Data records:
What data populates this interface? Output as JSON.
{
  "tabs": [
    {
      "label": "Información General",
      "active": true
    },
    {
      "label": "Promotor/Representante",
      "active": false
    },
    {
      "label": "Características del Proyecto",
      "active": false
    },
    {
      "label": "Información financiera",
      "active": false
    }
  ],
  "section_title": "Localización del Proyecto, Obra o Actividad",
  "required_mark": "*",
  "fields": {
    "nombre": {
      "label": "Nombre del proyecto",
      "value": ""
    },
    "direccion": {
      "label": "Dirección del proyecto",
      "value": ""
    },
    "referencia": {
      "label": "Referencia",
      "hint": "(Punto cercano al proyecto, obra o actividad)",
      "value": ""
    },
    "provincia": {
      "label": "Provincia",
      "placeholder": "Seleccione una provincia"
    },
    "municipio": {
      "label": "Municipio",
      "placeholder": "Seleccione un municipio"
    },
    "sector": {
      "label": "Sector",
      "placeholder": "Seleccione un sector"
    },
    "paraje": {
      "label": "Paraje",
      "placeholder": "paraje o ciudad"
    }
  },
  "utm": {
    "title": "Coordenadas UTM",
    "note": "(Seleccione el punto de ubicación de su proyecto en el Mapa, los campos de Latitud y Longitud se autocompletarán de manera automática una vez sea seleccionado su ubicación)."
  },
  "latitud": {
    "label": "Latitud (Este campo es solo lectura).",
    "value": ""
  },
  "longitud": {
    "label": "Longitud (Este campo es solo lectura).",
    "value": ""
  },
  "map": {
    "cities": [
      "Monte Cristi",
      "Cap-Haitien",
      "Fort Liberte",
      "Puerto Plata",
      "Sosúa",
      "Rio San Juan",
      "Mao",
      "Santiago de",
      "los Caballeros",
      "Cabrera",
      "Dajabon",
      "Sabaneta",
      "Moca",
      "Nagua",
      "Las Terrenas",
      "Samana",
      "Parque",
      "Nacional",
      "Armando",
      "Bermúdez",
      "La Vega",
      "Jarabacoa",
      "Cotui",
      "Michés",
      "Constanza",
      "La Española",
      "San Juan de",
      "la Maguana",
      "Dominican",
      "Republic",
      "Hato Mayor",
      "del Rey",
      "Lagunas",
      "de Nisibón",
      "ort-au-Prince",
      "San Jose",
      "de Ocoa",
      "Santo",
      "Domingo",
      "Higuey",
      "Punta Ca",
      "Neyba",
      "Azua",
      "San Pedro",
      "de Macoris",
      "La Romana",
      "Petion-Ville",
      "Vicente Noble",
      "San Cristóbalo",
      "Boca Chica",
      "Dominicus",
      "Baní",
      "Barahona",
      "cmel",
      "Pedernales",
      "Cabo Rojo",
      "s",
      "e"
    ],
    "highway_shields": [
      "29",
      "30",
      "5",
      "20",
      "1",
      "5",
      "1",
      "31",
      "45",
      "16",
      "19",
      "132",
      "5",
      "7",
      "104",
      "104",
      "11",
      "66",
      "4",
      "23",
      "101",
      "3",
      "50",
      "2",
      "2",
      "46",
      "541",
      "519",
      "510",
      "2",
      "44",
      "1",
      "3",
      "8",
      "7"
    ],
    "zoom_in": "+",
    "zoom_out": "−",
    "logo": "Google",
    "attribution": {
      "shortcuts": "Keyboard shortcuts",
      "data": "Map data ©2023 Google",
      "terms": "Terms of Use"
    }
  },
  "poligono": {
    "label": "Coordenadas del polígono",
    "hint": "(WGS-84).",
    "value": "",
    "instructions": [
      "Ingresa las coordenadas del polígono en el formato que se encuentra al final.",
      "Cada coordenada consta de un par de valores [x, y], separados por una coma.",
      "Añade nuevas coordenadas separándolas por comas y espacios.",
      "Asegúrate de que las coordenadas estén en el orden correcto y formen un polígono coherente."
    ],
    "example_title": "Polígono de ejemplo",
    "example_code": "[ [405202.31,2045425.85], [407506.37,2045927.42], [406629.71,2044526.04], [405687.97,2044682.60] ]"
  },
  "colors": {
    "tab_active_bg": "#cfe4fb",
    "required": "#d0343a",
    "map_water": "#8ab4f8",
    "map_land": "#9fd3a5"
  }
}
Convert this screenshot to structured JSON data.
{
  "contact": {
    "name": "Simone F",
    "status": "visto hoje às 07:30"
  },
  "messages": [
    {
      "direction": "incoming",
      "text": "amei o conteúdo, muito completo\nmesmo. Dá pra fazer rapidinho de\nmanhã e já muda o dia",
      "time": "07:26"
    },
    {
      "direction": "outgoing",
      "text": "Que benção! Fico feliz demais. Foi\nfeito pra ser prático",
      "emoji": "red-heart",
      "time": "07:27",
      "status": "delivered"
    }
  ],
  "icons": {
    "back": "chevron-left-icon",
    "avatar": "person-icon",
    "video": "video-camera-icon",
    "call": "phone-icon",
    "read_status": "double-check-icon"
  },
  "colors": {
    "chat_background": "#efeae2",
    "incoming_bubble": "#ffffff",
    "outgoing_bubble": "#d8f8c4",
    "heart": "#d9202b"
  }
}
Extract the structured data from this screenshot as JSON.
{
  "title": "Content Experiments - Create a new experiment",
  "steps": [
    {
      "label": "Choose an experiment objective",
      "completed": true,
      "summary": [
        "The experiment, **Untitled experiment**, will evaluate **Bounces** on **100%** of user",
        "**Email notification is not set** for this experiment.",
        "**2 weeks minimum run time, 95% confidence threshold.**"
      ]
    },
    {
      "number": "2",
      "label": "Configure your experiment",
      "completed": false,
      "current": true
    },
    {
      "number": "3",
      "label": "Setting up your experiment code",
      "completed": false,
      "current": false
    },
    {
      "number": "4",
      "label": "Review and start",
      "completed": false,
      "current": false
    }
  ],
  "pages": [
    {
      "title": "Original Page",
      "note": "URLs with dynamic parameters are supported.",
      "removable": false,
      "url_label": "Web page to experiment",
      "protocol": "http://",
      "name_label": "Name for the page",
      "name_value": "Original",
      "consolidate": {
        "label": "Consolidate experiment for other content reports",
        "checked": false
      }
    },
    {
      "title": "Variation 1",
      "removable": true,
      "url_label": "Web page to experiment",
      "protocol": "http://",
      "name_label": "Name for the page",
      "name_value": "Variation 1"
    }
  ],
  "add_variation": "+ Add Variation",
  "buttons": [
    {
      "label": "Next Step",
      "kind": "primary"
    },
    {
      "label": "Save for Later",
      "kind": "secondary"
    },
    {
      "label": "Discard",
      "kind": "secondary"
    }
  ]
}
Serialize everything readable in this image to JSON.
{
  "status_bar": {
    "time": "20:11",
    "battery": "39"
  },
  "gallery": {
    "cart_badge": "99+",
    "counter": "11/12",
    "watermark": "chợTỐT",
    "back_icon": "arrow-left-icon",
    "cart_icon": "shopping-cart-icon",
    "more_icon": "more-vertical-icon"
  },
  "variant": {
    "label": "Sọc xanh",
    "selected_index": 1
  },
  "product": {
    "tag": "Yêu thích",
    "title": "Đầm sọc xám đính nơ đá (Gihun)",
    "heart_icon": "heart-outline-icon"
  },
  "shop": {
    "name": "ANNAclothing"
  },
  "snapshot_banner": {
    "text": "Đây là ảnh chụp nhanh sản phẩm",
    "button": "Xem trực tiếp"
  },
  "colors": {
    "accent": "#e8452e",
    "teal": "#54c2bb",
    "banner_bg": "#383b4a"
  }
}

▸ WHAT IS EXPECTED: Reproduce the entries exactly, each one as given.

▸ EXERCISE RESULT:
What data populates this interface? Output as JSON.
{
  "tabs": [
    {
      "label": "Información General",
      "active": true
    },
    {
      "label": "Promotor/Representante",
      "active": false
    },
    {
      "label": "Características del Proyecto",
      "active": false
    },
    {
      "label": "Información financiera",
      "active": false
    }
  ],
  "section_title": "Localización del Proyecto, Obra o Actividad",
  "required_mark": "*",
  "fields": {
    "nombre": {
      "label": "Nombre del proyecto",
      "value": ""
    },
    "direccion": {
      "label": "Dirección del proyecto",
      "value": ""
    },
    "referencia": {
      "label": "Referencia",
      "hint": "(Punto cercano al proyecto, obra o actividad)",
      "value": ""
    },
    "provincia": {
      "label": "Provincia",
      "placeholder": "Seleccione una provincia"
    },
    "municipio": {
      "label": "Municipio",
      "placeholder": "Seleccione un municipio"
    },
    "sector": {
      "label": "Sector",
      "placeholder": "Seleccione un sector"
    },
    "paraje": {
      "label": "Paraje",
      "placeholder": "paraje o ciudad"
    }
  },
  "utm": {
    "title": "Coordenadas UTM",
    "note": "(Seleccione el punto de ubicación de su proyecto en el Mapa, los campos de Latitud y Longitud se autocompletarán de manera automática una vez sea seleccionado su ubicación)."
  },
  "latitud": {
    "label": "Latitud (Este campo es solo lectura).",
    "value": ""
  },
  "longitud": {
    "label": "Longitud (Este campo es solo lectura).",
    "value": ""
  },
  "map": {
    "cities": [
      "Monte Cristi",
      "Cap-Haitien",
      "Fort Liberte",
      "Puerto Plata",
      "Sosúa",
      "Rio San Juan",
      "Mao",
      "Santiago de",
      "los Caballeros",
      "Cabrera",
      "Dajabon",
      "Sabaneta",
      "Moca",
      "Nagua",
      "Las Terrenas",
      "Samana",
      "Parque",
      "Nacional",
      "Armando",
      "Bermúdez",
      "La Vega",
      "Jarabacoa",
      "Cotui",
      "Michés",
      "Constanza",
      "La Española",
      "San Juan de",
      "la Maguana",
      "Dominican",
      "Republic",
      "Hato Mayor",
      "del Rey",
      "Lagunas",
      "de Nisibón",
      "ort-au-Prince",
      "San Jose",
      "de Ocoa",
      "Santo",
      "Domingo",
      "Higuey",
      "Punta Ca",
      "Neyba",
      "Azua",
      "San Pedro",
      "de Macoris",
      "La Romana",
      "Petion-Ville",
      "Vicente Noble",
      "San Cristóbalo",
      "Boca Chica",
      "Dominicus",
      "Baní",
      "Barahona",
      "cmel",
      "Pedernales",
      "Cabo Rojo",
      "s",
      "e"
    ],
    "highway_shields": [
      "29",
      "30",
      "5",
      "20",
      "1",
      "5",
      "1",
      "31",
      "45",
      "16",
      "19",
      "132",
      "5",
      "7",
      "104",
      "104",
      "11",
      "66",
      "4",
      "23",
      "101",
      "3",
      "50",
      "2",
      "2",
      "46",
      "541",
      "519",
      "510",
      "2",
      "44",
      "1",
      "3",
      "8",
      "7"
    ],
    "zoom_in": "+",
    "zoom_out": "−",
    "logo": "Google",
    "attribution": {
      "shortcuts": "Keyboard shortcuts",
      "data": "Map data ©2023 Google",
      "terms": "Terms of Use"
    }
  },
  "poligono": {
    "label": "Coordenadas del polígono",
    "hint": "(WGS-84).",
    "value": "",
    "instructions": [
      "Ingresa las coordenadas del polígono en el formato que se encuentra al final.",
      "Cada coordenada consta de un par de valores [x, y], separados por una coma.",
      "Añade nuevas coordenadas separándolas por comas y espacios.",
      "Asegúrate de que las coordenadas estén en el orden correcto y formen un polígono coherente."
    ],
    "example_title": "Polígono de ejemplo",
    "example_code": "[ [405202.31,2045425.85], [407506.37,2045927.42], [406629.71,2044526.04], [405687.97,2044682.60] ]"
  },
  "colors": {
    "tab_active_bg": "#cfe4fb",
    "required": "#d0343a",
    "map_water": "#8ab4f8",
    "map_land": "#9fd3a5"
  }
}
Convert this screenshot to structured JSON data.
{
  "contact": {
    "name": "Simone F",
    "status": "visto hoje às 07:30"
  },
  "messages": [
    {
      "direction": "incoming",
      "text": "amei o conteúdo, muito completo\nmesmo. Dá pra fazer rapidinho de\nmanhã e já muda o dia",
      "time": "07:26"
    },
    {
      "direction": "outgoing",
      "text": "Que benção! Fico feliz demais. Foi\nfeito pra ser prático",
      "emoji": "red-heart",
      "time": "07:27",
      "status": "delivered"
    }
  ],
  "icons": {
    "back": "chevron-left-icon",
    "avatar": "person-icon",
    "video": "video-camera-icon",
    "call": "phone-icon",
    "read_status": "double-check-icon"
  },
  "colors": {
    "chat_background": "#efeae2",
    "incoming_bubble": "#ffffff",
    "outgoing_bubble": "#d8f8c4",
    "heart": "#d9202b"
  }
}
Extract the structured data from this screenshot as JSON.
{
  "title": "Content Experiments - Create a new experiment",
  "steps": [
    {
      "label": "Choose an experiment objective",
      "completed": true,
      "summary": [
        "The experiment, **Untitled experiment**, will evaluate **Bounces** on **100%** of user",
        "**Email notification is not set** for this experiment.",
        "**2 weeks minimum run time, 95% confidence threshold.**"
      ]
    },
    {
      "number": "2",
      "label": "Configure your experiment",
      "completed": false,
      "current": true
    },
    {
      "number": "3",
      "label": "Setting up your experiment code",
      "completed": false,
      "current": false
    },
    {
      "number": "4",
      "label": "Review and start",
      "completed": false,
      "current": false
    }
  ],
  "pages": [
    {
      "title": "Original Page",
      "note": "URLs with dynamic parameters are supported.",
      "removable": false,
      "url_label": "Web page to experiment",
      "protocol": "http://",
      "name_label": "Name for the page",
      "name_value": "Original",
      "consolidate": {
        "label": "Consolidate experiment for other content reports",
        "checked": false
      }
    },
    {
      "title": "Variation 1",
      "removable": true,
      "url_label": "Web page to experiment",
      "protocol": "http://",
      "name_label": "Name for the page",
      "name_value": "Variation 1"
    }
  ],
  "add_variation": "+ Add Variation",
  "buttons": [
    {
      "label": "Next Step",
      "kind": "primary"
    },
    {
      "label": "Save for Later",
      "kind": "secondary"
    },
    {
      "label": "Discard",
      "kind": "secondary"
    }
  ]
}
Serialize everything readable in this image to JSON.
{
  "status_bar": {
    "time": "20:11",
    "battery": "39"
  },
  "gallery": {
    "cart_badge": "99+",
    "counter": "11/12",
    "watermark": "chợTỐT",
    "back_icon": "arrow-left-icon",
    "cart_icon": "shopping-cart-icon",
    "more_icon": "more-vertical-icon"
  },
  "variant": {
    "label": "Sọc xanh",
    "selected_index": 1
  },
  "product": {
    "tag": "Yêu thích",
    "title": "Đầm sọc xám đính nơ đá (Gihun)",
    "heart_icon": "heart-outline-icon"
  },
  "shop": {
    "name": "ANNAclothing"
  },
  "snapshot_banner": {
    "text": "Đây là ảnh chụp nhanh sản phẩm",
    "button": "Xem trực tiếp"
  },
  "colors": {
    "accent": "#e8452e",
    "teal": "#54c2bb",
    "banner_bg": "#383b4a"
  }
}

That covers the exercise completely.